(Recorded information):

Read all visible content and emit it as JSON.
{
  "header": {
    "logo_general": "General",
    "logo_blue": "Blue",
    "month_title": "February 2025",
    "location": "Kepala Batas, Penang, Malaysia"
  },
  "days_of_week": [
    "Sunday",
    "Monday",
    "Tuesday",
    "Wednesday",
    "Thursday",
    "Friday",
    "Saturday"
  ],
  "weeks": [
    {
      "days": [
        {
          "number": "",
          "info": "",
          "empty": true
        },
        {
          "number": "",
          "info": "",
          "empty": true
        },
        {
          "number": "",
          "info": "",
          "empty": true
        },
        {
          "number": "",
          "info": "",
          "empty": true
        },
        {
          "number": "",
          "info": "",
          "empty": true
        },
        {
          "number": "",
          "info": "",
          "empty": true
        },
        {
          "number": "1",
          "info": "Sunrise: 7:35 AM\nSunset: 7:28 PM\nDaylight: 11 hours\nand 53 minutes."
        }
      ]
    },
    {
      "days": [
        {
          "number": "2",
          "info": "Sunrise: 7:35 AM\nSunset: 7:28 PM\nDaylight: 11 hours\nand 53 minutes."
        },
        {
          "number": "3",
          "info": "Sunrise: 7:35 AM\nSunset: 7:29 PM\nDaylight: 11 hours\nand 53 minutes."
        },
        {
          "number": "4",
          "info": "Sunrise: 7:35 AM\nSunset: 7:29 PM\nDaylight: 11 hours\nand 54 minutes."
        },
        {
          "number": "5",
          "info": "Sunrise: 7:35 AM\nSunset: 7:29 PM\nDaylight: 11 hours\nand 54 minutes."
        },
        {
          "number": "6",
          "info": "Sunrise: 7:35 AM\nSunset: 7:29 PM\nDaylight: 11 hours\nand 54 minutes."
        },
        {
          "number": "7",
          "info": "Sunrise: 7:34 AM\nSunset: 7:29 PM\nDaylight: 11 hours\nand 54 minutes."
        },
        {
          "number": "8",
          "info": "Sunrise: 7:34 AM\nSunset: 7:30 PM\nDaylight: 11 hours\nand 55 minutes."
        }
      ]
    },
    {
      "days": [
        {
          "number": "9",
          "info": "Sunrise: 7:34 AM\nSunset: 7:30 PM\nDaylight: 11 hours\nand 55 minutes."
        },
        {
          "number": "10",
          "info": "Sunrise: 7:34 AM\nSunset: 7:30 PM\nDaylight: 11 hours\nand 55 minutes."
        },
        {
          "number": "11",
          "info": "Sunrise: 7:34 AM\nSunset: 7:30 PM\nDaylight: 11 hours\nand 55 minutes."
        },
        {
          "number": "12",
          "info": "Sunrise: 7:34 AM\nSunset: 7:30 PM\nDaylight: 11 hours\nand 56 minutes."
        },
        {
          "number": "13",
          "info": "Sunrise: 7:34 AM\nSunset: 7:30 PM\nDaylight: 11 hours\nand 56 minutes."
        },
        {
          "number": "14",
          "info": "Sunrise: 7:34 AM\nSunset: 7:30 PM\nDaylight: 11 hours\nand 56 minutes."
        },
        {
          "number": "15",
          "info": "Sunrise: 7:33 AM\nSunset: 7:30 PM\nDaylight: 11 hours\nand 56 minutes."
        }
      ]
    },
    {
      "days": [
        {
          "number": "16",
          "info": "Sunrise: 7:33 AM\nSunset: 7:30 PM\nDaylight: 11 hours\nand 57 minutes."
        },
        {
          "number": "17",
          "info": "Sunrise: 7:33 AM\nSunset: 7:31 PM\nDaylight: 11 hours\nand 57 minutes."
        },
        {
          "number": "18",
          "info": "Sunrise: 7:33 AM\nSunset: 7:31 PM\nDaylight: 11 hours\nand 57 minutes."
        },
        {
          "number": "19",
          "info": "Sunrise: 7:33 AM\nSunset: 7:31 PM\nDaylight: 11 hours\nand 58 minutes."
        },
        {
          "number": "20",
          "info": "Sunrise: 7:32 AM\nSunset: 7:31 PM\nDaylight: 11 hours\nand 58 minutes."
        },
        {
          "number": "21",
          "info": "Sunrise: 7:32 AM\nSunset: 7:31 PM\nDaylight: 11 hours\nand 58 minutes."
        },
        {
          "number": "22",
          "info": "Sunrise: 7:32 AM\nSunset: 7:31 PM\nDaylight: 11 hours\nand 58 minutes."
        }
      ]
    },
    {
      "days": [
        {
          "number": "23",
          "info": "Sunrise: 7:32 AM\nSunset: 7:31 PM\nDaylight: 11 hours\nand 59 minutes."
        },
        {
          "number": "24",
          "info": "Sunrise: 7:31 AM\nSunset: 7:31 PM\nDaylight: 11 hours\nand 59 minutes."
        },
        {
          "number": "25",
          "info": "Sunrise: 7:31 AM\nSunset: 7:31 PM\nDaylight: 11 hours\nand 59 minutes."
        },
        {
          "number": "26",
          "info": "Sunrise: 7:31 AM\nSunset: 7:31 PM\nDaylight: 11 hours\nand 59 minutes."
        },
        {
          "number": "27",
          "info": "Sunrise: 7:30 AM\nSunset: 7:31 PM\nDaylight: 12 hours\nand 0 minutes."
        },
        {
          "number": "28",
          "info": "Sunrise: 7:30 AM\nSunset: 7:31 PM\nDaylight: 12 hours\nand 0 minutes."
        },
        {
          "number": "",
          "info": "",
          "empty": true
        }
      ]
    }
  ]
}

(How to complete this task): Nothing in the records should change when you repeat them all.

(Output for this exercise):
Read all visible content and emit it as JSON.
{
  "header": {
    "logo_general": "General",
    "logo_blue": "Blue",
    "month_title": "February 2025",
    "location": "Kepala Batas, Penang, Malaysia"
  },
  "days_of_week": [
    "Sunday",
    "Monday",
    "Tuesday",
    "Wednesday",
    "Thursday",
    "Friday",
    "Saturday"
  ],
  "weeks": [
    {
      "days": [
        {
          "number": "",
          "info": "",
          "empty": true
        },
        {
          "number": "",
          "info": "",
          "empty": true
        },
        {
          "number": "",
          "info": "",
          "empty": true
        },
        {
          "number": "",
          "info": "",
          "empty": true
        },
        {
          "number": "",
          "info": "",
          "empty": true
        },
        {
          "number": "",
          "info": "",
          "empty": true
        },
        {
          "number": "1",
          "info": "Sunrise: 7:35 AM\nSunset: 7:28 PM\nDaylight: 11 hours\nand 53 minutes."
        }
      ]
    },
    {
      "days": [
        {
          "number": "2",
          "info": "Sunrise: 7:35 AM\nSunset: 7:28 PM\nDaylight: 11 hours\nand 53 minutes."
        },
        {
          "number": "3",
          "info": "Sunrise: 7:35 AM\nSunset: 7:29 PM\nDaylight: 11 hours\nand 53 minutes."
        },
        {
          "number": "4",
          "info": "Sunrise: 7:35 AM\nSunset: 7:29 PM\nDaylight: 11 hours\nand 54 minutes."
        },
        {
          "number": "5",
          "info": "Sunrise: 7:35 AM\nSunset: 7:29 PM\nDaylight: 11 hours\nand 54 minutes."
        },
        {
          "number": "6",
          "info": "Sunrise: 7:35 AM\nSunset: 7:29 PM\nDaylight: 11 hours\nand 54 minutes."
        },
        {
          "number": "7",
          "info": "Sunrise: 7:34 AM\nSunset: 7:29 PM\nDaylight: 11 hours\nand 54 minutes."
        },
        {
          "number": "8",
          "info": "Sunrise: 7:34 AM\nSunset: 7:30 PM\nDaylight: 11 hours\nand 55 minutes."
        }
      ]
    },
    {
      "days": [
        {
          "number": "9",
          "info": "Sunrise: 7:34 AM\nSunset: 7:30 PM\nDaylight: 11 hours\nand 55 minutes."
        },
        {
          "number": "10",
          "info": "Sunrise: 7:34 AM\nSunset: 7:30 PM\nDaylight: 11 hours\nand 55 minutes."
        },
        {
          "number": "11",
          "info": "Sunrise: 7:34 AM\nSunset: 7:30 PM\nDaylight: 11 hours\nand 55 minutes."
        },
        {
          "number": "12",
          "info": "Sunrise: 7:34 AM\nSunset: 7:30 PM\nDaylight: 11 hours\nand 56 minutes."
        },
        {
          "number": "13",
          "info": "Sunrise: 7:34 AM\nSunset: 7:30 PM\nDaylight: 11 hours\nand 56 minutes."
        },
        {
          "number": "14",
          "info": "Sunrise: 7:34 AM\nSunset: 7:30 PM\nDaylight: 11 hours\nand 56 minutes."
        },
        {
          "number": "15",
          "info": "Sunrise: 7:33 AM\nSunset: 7:30 PM\nDaylight: 11 hours\nand 56 minutes."
        }
      ]
    },
    {
      "days": [
        {
          "number": "16",
          "info": "Sunrise: 7:33 AM\nSunset: 7:30 PM\nDaylight: 11 hours\nand 57 minutes."
        },
        {
          "number": "17",
          "info": "Sunrise: 7:33 AM\nSunset: 7:31 PM\nDaylight: 11 hours\nand 57 minutes."
        },
        {
          "number": "18",
          "info": "Sunrise: 7:33 AM\nSunset: 7:31 PM\nDaylight: 11 hours\nand 57 minutes."
        },
        {
          "number": "19",
          "info": "Sunrise: 7:33 AM\nSunset: 7:31 PM\nDaylight: 11 hours\nand 58 minutes."
        },
        {
          "number": "20",
          "info": "Sunrise: 7:32 AM\nSunset: 7:31 PM\nDaylight: 11 hours\nand 58 minutes."
        },
        {
          "number": "21",
          "info": "Sunrise: 7:32 AM\nSunset: 7:31 PM\nDaylight: 11 hours\nand 58 minutes."
        },
        {
          "number": "22",
          "info": "Sunrise: 7:32 AM\nSunset: 7:31 PM\nDaylight: 11 hours\nand 58 minutes."
        }
      ]
    },
    {
      "days": [
        {
          "number": "23",
          "info": "Sunrise: 7:32 AM\nSunset: 7:31 PM\nDaylight: 11 hours\nand 59 minutes."
        },
        {
          "number": "24",
          "info": "Sunrise: 7:31 AM\nSunset: 7:31 PM\nDaylight: 11 hours\nand 59 minutes."
        },
        {
          "number": "25",
          "info": "Sunrise: 7:31 AM\nSunset: 7:31 PM\nDaylight: 11 hours\nand 59 minutes."
        },
        {
          "number": "26",
          "info": "Sunrise: 7:31 AM\nSunset: 7:31 PM\nDaylight: 11 hours\nand 59 minutes."
        },
        {
          "number": "27",
          "info": "Sunrise: 7:30 AM\nSunset: 7:31 PM\nDaylight: 12 hours\nand 0 minutes."
        },
        {
          "number": "28",
          "info": "Sunrise: 7:30 AM\nSunset: 7:31 PM\nDaylight: 12 hours\nand 0 minutes."
        },
        {
          "number": "",
          "info": "",
          "empty": true
        }
      ]
    }
  ]
}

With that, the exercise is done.